It takes nowhere near 25 minutes to build that outcome chart in your problem. You will have $2^5 = 32$ outcomes. So using g and b to indicate the different outcomes, you start as follows

g g g g g g g g g g g g g g g g b b b b b b b b b b b b b b b b$\ \ \ $ I wrote down $\dfrac{32}{2} = 16\ g's,\ then\ 16\ b's\ ONCE.$

g g g g g g g g b b b b b b b b g g g g g g g g b b b b b b b b$\ \ \ $ Below that, I wrote down $\dfrac{16}{2} = 8\ g's, then\ 8 b's\ TWICE.$

g g g g b b b b g g g g b b b b g g g g b b b b g g g g b b b b$\ \ \ $ Below that, I wrote down $\dfrac{8}{2} = 4\ g's, then\ 4 b's\ THRICE.$

g g b b g g b b g g b b g g b b g g b b g g b b g g b b g g b b$\ \ \ $ Below that, I wrote down $\dfrac{4}{2} = 2\ g's, then\ 2 b's\ FOUR\ times.$

g b g b g b g b g b g b g b g b g b g b g b g b g b g b g b g b$\ \ \ $ Below that, I wrote down $\dfrac{2}{2} = 1\ g, then\ 1 b\ EIGHT\ times.$

That is totally mechanical, no thinking required. Now reading down instead of across, I get a description of each possible outcome. The sixth column over reads downward ggbgb, meaning the first child was a girl, the second child was a girl, the third child was a boy, the fourth child was a girl, and the fifth child was a boy.
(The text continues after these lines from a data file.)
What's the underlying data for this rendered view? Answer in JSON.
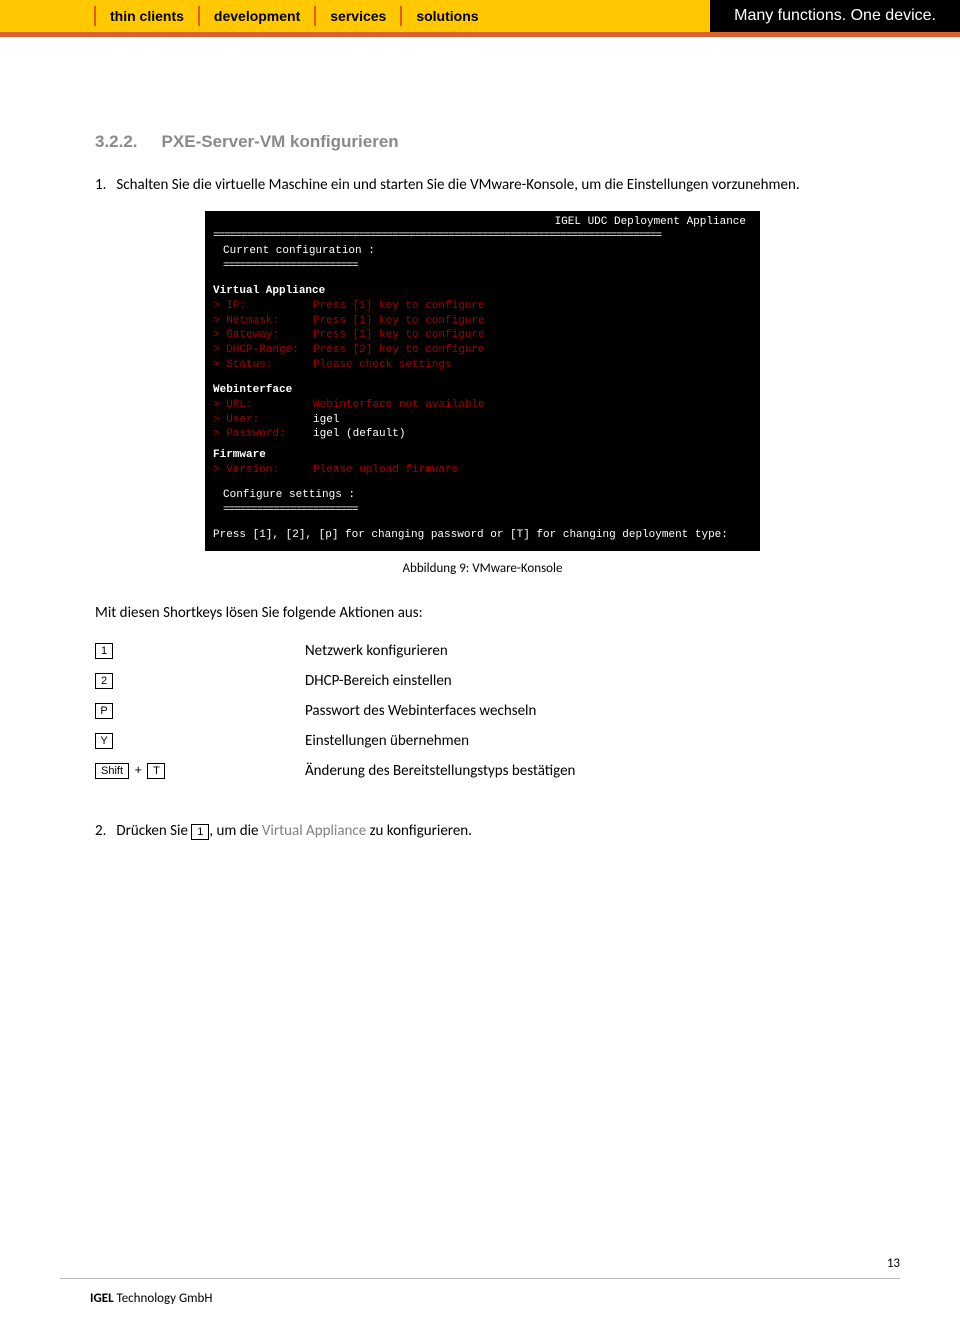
{
  "header": {
    "nav": [
      "thin clients",
      "development",
      "services",
      "solutions"
    ],
    "tagline": "Many functions. One device."
  },
  "section": {
    "number": "3.2.2.",
    "title": "PXE-Server-VM konfigurieren"
  },
  "step1": {
    "num": "1.",
    "text": "Schalten Sie die virtuelle Maschine ein und starten Sie die VMware-Konsole, um die Einstellungen vorzunehmen."
  },
  "terminal": {
    "title": "IGEL UDC Deployment Appliance",
    "current_conf": "Current configuration :",
    "va_header": "Virtual Appliance",
    "rows_va": [
      {
        "label": "> IP:",
        "value": "Press [1] key to configure"
      },
      {
        "label": "> Netmask:",
        "value": "Press [1] key to configure"
      },
      {
        "label": "> Gateway:",
        "value": "Press [1] key to configure"
      },
      {
        "label": "> DHCP-Range:",
        "value": "Press [2] key to configure"
      },
      {
        "label": "> Status:",
        "value": "Please check settings"
      }
    ],
    "wi_header": "Webinterface",
    "rows_wi": [
      {
        "label": "> URL:",
        "value": "Webinterface not available",
        "red": true
      },
      {
        "label": "> User:",
        "value": "igel",
        "red": false
      },
      {
        "label": "> Password:",
        "value": "igel (default)",
        "red": false
      }
    ],
    "fw_header": "Firmware",
    "fw_row": {
      "label": "> Version:",
      "value": "Please upload firmware"
    },
    "conf_settings": "Configure settings :",
    "bottom": "Press [1], [2], [p] for changing password or [T] for changing deployment type:"
  },
  "caption": "Abbildung 9: VMware-Konsole",
  "para_shortkeys": "Mit diesen Shortkeys lösen Sie folgende Aktionen aus:",
  "shortkeys": [
    {
      "keys": [
        "1"
      ],
      "desc": "Netzwerk konfigurieren"
    },
    {
      "keys": [
        "2"
      ],
      "desc": "DHCP-Bereich einstellen"
    },
    {
      "keys": [
        "P"
      ],
      "desc": "Passwort des Webinterfaces wechseln"
    },
    {
      "keys": [
        "Y"
      ],
      "desc": "Einstellungen übernehmen"
    },
    {
      "keys": [
        "Shift",
        "T"
      ],
      "combo": true,
      "desc": "Änderung des Bereitstellungstyps bestätigen"
    }
  ],
  "step2": {
    "num": "2.",
    "pre": "Drücken Sie ",
    "key": "1",
    "mid": ", um die ",
    "link": "Virtual Appliance",
    "post": " zu konfigurieren."
  },
  "footer": {
    "brand_bold": "IGEL",
    "brand_rest": " Technology GmbH"
  },
  "page_number": "13"
}
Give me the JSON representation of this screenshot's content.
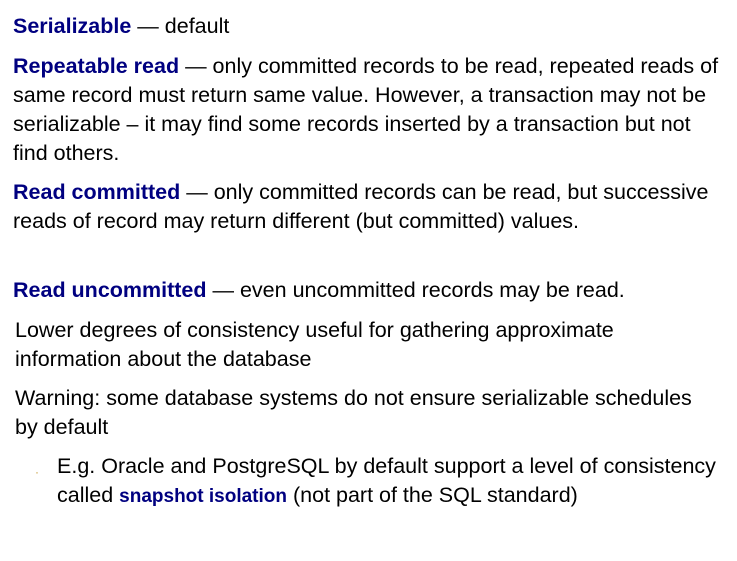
{
  "levels": [
    {
      "term": "Serializable",
      "desc": " — default"
    },
    {
      "term": "Repeatable read",
      "desc": " — only committed records to be read, repeated reads of same record must return same value.  However, a transaction may not be serializable – it may find some records inserted by a transaction but not find others."
    },
    {
      "term": "Read committed",
      "desc": " — only committed records can be read, but successive reads of record may return different (but committed) values."
    },
    {
      "term": "Read uncommitted",
      "desc": " — even uncommitted records may be read."
    }
  ],
  "notes": [
    "Lower degrees of consistency useful for gathering approximate information about the database",
    "Warning: some database systems do not ensure serializable schedules by default"
  ],
  "sub_bullet": {
    "marker": "·",
    "before": "E.g. Oracle and PostgreSQL by default support a level of consistency called ",
    "term": "snapshot isolation",
    "after": " (not part of the SQL standard)"
  },
  "colors": {
    "term": "#000080",
    "text": "#000000",
    "bullet": "#c8a040"
  }
}
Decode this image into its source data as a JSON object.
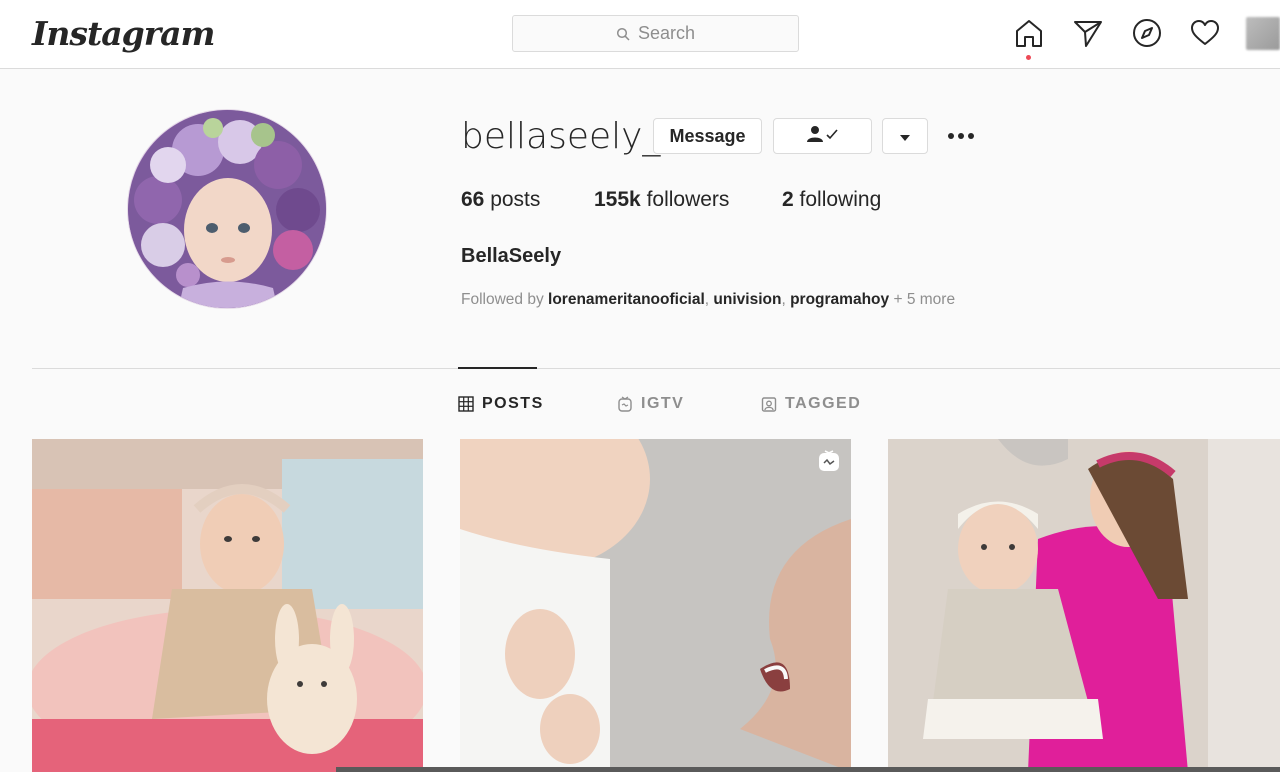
{
  "header": {
    "logo_text": "Instagram",
    "search_placeholder": "Search",
    "icons": [
      "home-icon",
      "direct-icon",
      "explore-icon",
      "activity-icon"
    ],
    "notification_color": "#ed4956"
  },
  "profile": {
    "username": "bellaseely_",
    "full_name": "BellaSeely",
    "message_label": "Message",
    "following_button_icon": "user-check-icon",
    "dropdown_icon": "caret-down-icon",
    "more_icon": "more-options-icon",
    "stats": {
      "posts_value": "66",
      "posts_label": "posts",
      "followers_value": "155k",
      "followers_label": "followers",
      "following_value": "2",
      "following_label": "following"
    },
    "followed_by": {
      "prefix": "Followed by",
      "accounts": [
        "lorenameritanooficial",
        "univision",
        "programahoy"
      ],
      "suffix": "+ 5 more"
    }
  },
  "tabs": [
    {
      "label": "POSTS",
      "icon": "grid-icon",
      "active": true
    },
    {
      "label": "IGTV",
      "icon": "igtv-icon",
      "active": false
    },
    {
      "label": "TAGGED",
      "icon": "tagged-icon",
      "active": false
    }
  ],
  "posts": [
    {
      "type": "photo"
    },
    {
      "type": "igtv",
      "badge_icon": "igtv-badge-icon"
    },
    {
      "type": "photo"
    }
  ],
  "colors": {
    "text_primary": "#262626",
    "text_secondary": "#8e8e8e",
    "border": "#dbdbdb",
    "background": "#fafafa"
  }
}
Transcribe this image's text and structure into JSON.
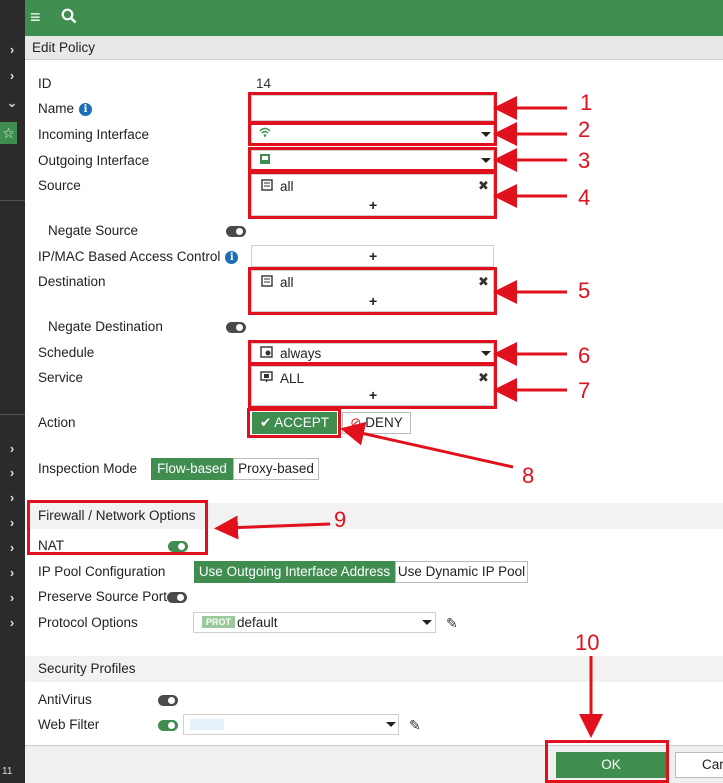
{
  "topbar": {
    "menu_icon": "hamburger-icon",
    "search_icon": "search-icon"
  },
  "header": {
    "title": "Edit Policy"
  },
  "form": {
    "id_label": "ID",
    "id_value": "14",
    "name_label": "Name",
    "name_value": "",
    "incoming_label": "Incoming Interface",
    "outgoing_label": "Outgoing Interface",
    "source_label": "Source",
    "source_value": "all",
    "negate_source_label": "Negate Source",
    "ipmac_label": "IP/MAC Based Access Control",
    "destination_label": "Destination",
    "destination_value": "all",
    "negate_destination_label": "Negate Destination",
    "schedule_label": "Schedule",
    "schedule_value": "always",
    "service_label": "Service",
    "service_value": "ALL",
    "action_label": "Action",
    "accept_label": "ACCEPT",
    "deny_label": "DENY",
    "inspection_label": "Inspection Mode",
    "flow_label": "Flow-based",
    "proxy_label": "Proxy-based",
    "plus": "+"
  },
  "firewall": {
    "section_title": "Firewall / Network Options",
    "nat_label": "NAT",
    "nat_enabled": true,
    "ippool_label": "IP Pool Configuration",
    "use_outgoing_label": "Use Outgoing Interface Address",
    "use_dynamic_label": "Use Dynamic IP Pool",
    "preserve_label": "Preserve Source Port",
    "protocol_label": "Protocol Options",
    "protocol_badge": "PROT",
    "protocol_value": "default"
  },
  "security": {
    "section_title": "Security Profiles",
    "antivirus_label": "AntiVirus",
    "webfilter_label": "Web Filter"
  },
  "footer": {
    "ok_label": "OK",
    "cancel_label": "Car"
  },
  "sidebar": {
    "bottom_number": "11"
  },
  "annotations": [
    "1",
    "2",
    "3",
    "4",
    "5",
    "6",
    "7",
    "8",
    "9",
    "10"
  ],
  "colors": {
    "accent": "#3f8d4f",
    "highlight": "#e0101c",
    "info": "#1a6eb5"
  }
}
Now I can count how many g's and b's there are in each column and summarize how many columns have 5 g's, how many have 4 g's, how many have 3 g's, how many have 2 g's, how many have 1 g, and how many have no g's.

I get

1 case of 5 g's, which means 1 case of no b's.

5 cases of 4 g's, which means 5 cases of 1 b.

10 cases of 3g's, which means 10 cases of 2 b's.

10 cases of 2g's, which means 10 cases of 3 b's.

5 cases of 1 g, which means 5 cases of 4 b's.

1 case of no g's, which means 1 case of 5 b's.

If you are familiar with Pascal's triangle, you may see a pattern

Now there IS a formula for the related probabilities.

$\dbinom{n}{m} * p^m * q^{n - m}.$

So given that boys and girls have an equal probability of being born (which actually is not quite true), the probability of exactly three girls out of five births is

$\dbinom{5}{3} * \left(\dfrac{1}{2}\right)^3 * \left(\dfrac{1}{2}\right)^{(5 - 3)} = 10 * \dfrac{1}{8} * \dfrac{1}{4} = \dfrac{10}{32} \approx 31.25\%.$